''This is a sad day for British conservation,'' said Callum Rankine, of WWF-UK. ''It does not bode well for the future to lose such a rare species.'' He speculates that changes in salinity and temperature in the lagoon were to blame. The sea anemone was one of 116 very rare or declining British plant and animal species covered by "action plans" agreed between the Government and the nation's leading wildlife conservation bodies, such as WWF. The action plan for this species consisted mainly of trying to find it. The man who formally introduced the species to the scientific world is Richard Manuel, a technician at Oxford University who wrote a paper describing the anemone in great detail in the Journal of Natural History. And he believes it may not be extinct. ''Perhaps it lives in other countries, but never has been found and described. There are saline lagoons on the other side of the Channel in France with crystal clear water - perhaps it lives there,'' he said. Mr Ivell, by the way, now lives in Germany.

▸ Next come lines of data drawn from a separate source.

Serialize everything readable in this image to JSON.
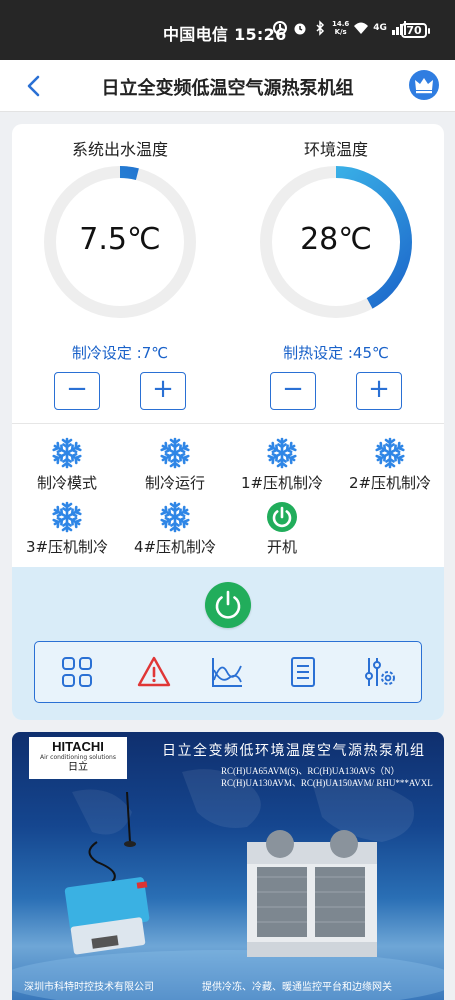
{
  "status_bar": {
    "carrier_time": "中国电信 15:26",
    "network_speed_value": "14.6",
    "network_speed_unit": "K/s",
    "network_type": "4G",
    "battery": "70"
  },
  "header": {
    "title": "日立全变频低温空气源热泵机组",
    "back_icon": "chevron-left-icon",
    "crown_icon": "crown-icon"
  },
  "gauges": [
    {
      "label": "系统出水温度",
      "value": "7.5℃",
      "progress": 0.04,
      "setpoint": "制冷设定 :7℃"
    },
    {
      "label": "环境温度",
      "value": "28℃",
      "progress": 0.42,
      "setpoint": "制热设定 :45℃"
    }
  ],
  "stepper": {
    "minus": "−",
    "plus": "+"
  },
  "status_items": [
    {
      "label": "制冷模式",
      "icon": "snowflake-icon"
    },
    {
      "label": "制冷运行",
      "icon": "snowflake-icon"
    },
    {
      "label": "1#压机制冷",
      "icon": "snowflake-icon"
    },
    {
      "label": "2#压机制冷",
      "icon": "snowflake-icon"
    },
    {
      "label": "3#压机制冷",
      "icon": "snowflake-icon"
    },
    {
      "label": "4#压机制冷",
      "icon": "snowflake-icon"
    },
    {
      "label": "开机",
      "icon": "power-icon"
    }
  ],
  "toolbar": [
    "grid-icon",
    "alarm-icon",
    "chart-icon",
    "list-icon",
    "settings-sliders-icon"
  ],
  "banner": {
    "brand": "HITACHI",
    "brand_sub": "Air conditioning solutions",
    "brand_cn": "日立",
    "title": "日立全变频低环境温度空气源热泵机组",
    "models_line1": "RC(H)UA65AVM(S)、RC(H)UA130AVS（N）",
    "models_line2": "RC(H)UA130AVM、RC(H)UA150AVM/ RHU***AVXL",
    "footer_left": "深圳市科特时控技术有限公司",
    "footer_right": "提供冷冻、冷藏、暖通监控平台和边缘网关"
  },
  "colors": {
    "accent": "#2a70d4",
    "gauge_track": "#eeeeee",
    "gauge_fill_start": "#1b63c9",
    "gauge_fill_end": "#43c8f0",
    "snowflake": "#2f86e6",
    "power_green": "#21ad5b",
    "alarm_red": "#e03636",
    "panel_bg": "#d9ecf8"
  }
}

The last species unique to Britain to enter the eternal night of extinction was a grass, Bromus interruptus. But not quite. It only actually died out in the wild in 1972, but lives on a botanical garden.
But even as we lose one species, we gain another. For nature conservationists, yesterday's other big news was the announcement that the little egret (above) has begun breeding in Britain. Global warming may be the explanation.
It is a small, snowy white heron which lives in the Middle East and along the shores of the Mediterranean. But this sub-tropical species has gradually been moving north. Before the war it was unknown in Britain, but its numbers have been creeping up as it flies over from northern France. Several hundred can be present along the south coast of England at the same time. The question was - when would they become breeding residents? The Wildlife Trusts, a nationwide coalition of county conservation groups, said it had proof that the egrets have now nested and successfully raised young for two years at two sites along the Dorset Coast, one of them Brownsea Island in Poole Harbour.